++++ Given data ++++

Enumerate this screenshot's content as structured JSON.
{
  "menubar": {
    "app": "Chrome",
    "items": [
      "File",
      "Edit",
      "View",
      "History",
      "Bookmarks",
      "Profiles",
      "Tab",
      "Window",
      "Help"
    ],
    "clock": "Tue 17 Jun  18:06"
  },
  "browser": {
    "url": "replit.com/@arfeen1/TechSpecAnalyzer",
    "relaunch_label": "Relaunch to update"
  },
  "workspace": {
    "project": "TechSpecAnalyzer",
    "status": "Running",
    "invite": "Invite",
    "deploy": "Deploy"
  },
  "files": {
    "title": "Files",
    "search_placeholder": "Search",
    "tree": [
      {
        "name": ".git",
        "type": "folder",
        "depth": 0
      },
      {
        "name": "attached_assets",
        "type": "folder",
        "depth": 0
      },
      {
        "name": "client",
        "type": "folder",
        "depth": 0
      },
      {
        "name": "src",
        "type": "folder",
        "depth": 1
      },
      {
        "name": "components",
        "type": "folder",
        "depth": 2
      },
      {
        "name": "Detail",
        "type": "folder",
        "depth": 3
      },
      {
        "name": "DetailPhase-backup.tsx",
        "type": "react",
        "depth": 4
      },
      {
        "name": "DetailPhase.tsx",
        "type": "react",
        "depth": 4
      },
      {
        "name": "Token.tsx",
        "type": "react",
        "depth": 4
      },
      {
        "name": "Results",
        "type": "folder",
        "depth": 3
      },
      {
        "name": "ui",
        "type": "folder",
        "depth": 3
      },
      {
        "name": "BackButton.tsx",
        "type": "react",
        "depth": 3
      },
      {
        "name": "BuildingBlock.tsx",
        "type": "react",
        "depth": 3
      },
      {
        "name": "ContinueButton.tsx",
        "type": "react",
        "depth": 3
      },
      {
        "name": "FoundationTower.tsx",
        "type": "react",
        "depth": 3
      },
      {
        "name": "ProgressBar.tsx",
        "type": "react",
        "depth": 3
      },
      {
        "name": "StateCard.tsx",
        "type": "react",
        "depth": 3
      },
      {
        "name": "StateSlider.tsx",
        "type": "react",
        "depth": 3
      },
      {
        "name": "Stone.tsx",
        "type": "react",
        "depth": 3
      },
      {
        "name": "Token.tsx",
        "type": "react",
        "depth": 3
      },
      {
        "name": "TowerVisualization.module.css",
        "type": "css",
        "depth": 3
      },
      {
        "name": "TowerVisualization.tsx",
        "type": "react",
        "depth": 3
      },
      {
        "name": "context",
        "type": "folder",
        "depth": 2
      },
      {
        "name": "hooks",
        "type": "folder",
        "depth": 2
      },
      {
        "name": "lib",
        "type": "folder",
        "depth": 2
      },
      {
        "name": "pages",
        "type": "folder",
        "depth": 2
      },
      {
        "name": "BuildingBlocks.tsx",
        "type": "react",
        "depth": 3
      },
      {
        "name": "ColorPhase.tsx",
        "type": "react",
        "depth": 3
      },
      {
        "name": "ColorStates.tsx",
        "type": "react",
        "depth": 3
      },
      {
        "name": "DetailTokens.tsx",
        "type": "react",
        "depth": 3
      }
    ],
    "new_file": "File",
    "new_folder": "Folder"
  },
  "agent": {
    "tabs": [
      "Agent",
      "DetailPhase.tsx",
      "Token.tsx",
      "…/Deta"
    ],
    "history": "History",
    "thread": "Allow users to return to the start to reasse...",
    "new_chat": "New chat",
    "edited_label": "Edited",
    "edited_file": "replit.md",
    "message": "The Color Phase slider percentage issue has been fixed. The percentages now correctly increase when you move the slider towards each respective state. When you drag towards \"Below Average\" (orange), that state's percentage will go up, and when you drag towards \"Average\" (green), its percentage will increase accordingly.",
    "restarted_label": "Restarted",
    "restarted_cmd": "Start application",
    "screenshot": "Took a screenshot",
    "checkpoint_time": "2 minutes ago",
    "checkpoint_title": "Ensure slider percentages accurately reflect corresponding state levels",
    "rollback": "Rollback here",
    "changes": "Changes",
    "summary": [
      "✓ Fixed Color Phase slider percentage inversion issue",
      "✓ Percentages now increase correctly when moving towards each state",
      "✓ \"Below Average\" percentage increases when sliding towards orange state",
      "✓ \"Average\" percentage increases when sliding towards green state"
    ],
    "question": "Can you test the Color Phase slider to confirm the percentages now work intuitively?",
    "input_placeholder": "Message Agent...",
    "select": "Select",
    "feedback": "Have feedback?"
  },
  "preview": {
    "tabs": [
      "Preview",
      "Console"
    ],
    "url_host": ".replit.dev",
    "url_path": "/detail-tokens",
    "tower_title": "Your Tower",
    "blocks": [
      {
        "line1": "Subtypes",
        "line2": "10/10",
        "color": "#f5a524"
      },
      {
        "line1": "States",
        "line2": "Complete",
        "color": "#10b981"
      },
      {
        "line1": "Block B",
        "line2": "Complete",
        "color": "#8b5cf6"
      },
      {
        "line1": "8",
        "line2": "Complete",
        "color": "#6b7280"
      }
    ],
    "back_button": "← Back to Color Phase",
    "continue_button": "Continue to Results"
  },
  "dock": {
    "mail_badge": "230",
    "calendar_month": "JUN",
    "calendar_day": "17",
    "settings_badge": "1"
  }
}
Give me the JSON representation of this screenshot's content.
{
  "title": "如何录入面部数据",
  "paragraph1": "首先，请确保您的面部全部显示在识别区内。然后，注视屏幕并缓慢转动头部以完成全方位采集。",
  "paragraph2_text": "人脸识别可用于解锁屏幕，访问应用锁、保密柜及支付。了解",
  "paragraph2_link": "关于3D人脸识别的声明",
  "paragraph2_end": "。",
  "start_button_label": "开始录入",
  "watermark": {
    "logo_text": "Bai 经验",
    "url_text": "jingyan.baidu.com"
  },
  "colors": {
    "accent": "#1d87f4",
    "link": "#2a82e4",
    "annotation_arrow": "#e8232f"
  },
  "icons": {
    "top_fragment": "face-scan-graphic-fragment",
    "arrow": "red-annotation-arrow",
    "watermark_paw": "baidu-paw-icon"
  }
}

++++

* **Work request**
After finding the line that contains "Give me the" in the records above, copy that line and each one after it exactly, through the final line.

* **Answer to this problem**
Give me the JSON representation of this screenshot's content.
{
  "title": "如何录入面部数据",
  "paragraph1": "首先，请确保您的面部全部显示在识别区内。然后，注视屏幕并缓慢转动头部以完成全方位采集。",
  "paragraph2_text": "人脸识别可用于解锁屏幕，访问应用锁、保密柜及支付。了解",
  "paragraph2_link": "关于3D人脸识别的声明",
  "paragraph2_end": "。",
  "start_button_label": "开始录入",
  "watermark": {
    "logo_text": "Bai 经验",
    "url_text": "jingyan.baidu.com"
  },
  "colors": {
    "accent": "#1d87f4",
    "link": "#2a82e4",
    "annotation_arrow": "#e8232f"
  },
  "icons": {
    "top_fragment": "face-scan-graphic-fragment",
    "arrow": "red-annotation-arrow",
    "watermark_paw": "baidu-paw-icon"
  }
}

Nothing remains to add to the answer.